Please find every line in the entries below that contains the string "files", and copy it.

> Task inputs

══════

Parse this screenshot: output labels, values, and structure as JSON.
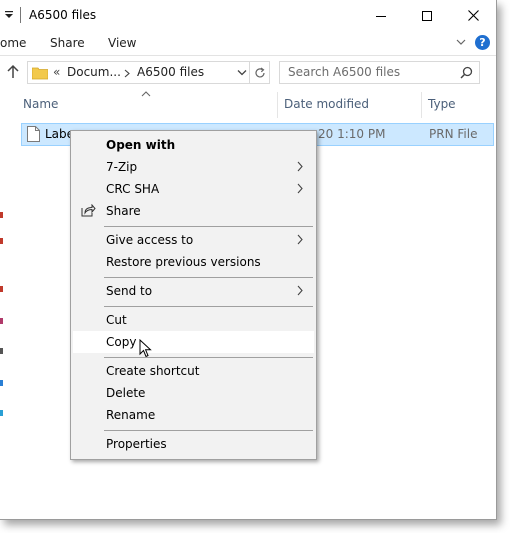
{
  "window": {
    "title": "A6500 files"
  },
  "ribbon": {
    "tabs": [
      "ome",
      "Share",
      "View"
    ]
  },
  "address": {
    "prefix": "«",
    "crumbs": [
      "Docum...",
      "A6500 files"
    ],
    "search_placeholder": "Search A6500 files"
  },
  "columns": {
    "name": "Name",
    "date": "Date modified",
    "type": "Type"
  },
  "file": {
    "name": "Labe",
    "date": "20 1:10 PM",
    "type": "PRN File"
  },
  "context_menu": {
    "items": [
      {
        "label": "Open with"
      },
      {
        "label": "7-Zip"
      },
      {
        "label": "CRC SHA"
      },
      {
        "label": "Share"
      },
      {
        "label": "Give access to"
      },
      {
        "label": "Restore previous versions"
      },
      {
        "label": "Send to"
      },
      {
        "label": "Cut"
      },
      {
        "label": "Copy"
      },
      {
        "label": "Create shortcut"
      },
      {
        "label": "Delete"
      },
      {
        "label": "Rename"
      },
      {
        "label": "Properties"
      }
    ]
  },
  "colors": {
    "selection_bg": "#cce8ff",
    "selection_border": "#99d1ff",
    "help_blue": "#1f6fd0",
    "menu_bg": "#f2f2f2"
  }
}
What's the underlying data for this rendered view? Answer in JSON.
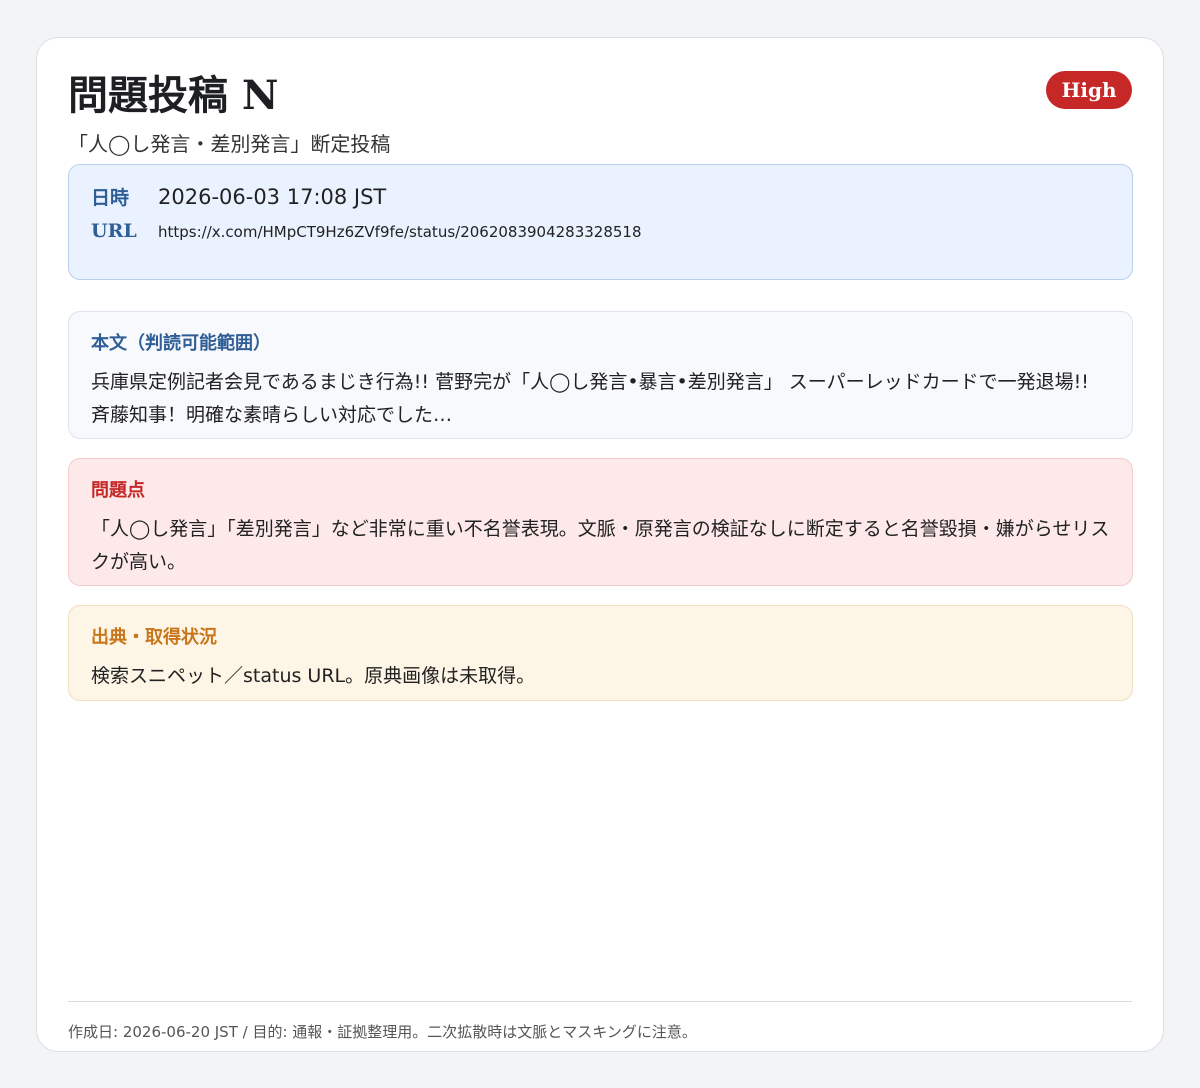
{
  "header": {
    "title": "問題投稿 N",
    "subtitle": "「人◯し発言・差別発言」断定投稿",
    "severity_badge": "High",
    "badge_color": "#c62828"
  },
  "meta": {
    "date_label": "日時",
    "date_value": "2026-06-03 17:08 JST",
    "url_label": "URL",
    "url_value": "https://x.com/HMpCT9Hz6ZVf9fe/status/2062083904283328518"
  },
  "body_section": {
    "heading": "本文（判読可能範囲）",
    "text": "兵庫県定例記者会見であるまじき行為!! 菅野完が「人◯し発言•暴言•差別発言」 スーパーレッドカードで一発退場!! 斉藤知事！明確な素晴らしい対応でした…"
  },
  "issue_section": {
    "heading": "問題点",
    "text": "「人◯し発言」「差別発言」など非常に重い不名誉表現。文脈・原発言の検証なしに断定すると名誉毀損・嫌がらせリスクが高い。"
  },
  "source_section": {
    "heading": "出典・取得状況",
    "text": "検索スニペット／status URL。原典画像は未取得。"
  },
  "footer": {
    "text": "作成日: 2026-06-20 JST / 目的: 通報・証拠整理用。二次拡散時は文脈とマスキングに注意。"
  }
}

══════

> Solution for this exercise
    "title": "A6500 files"
      "A6500 files"
    "search_placeholder": "Search A6500 files"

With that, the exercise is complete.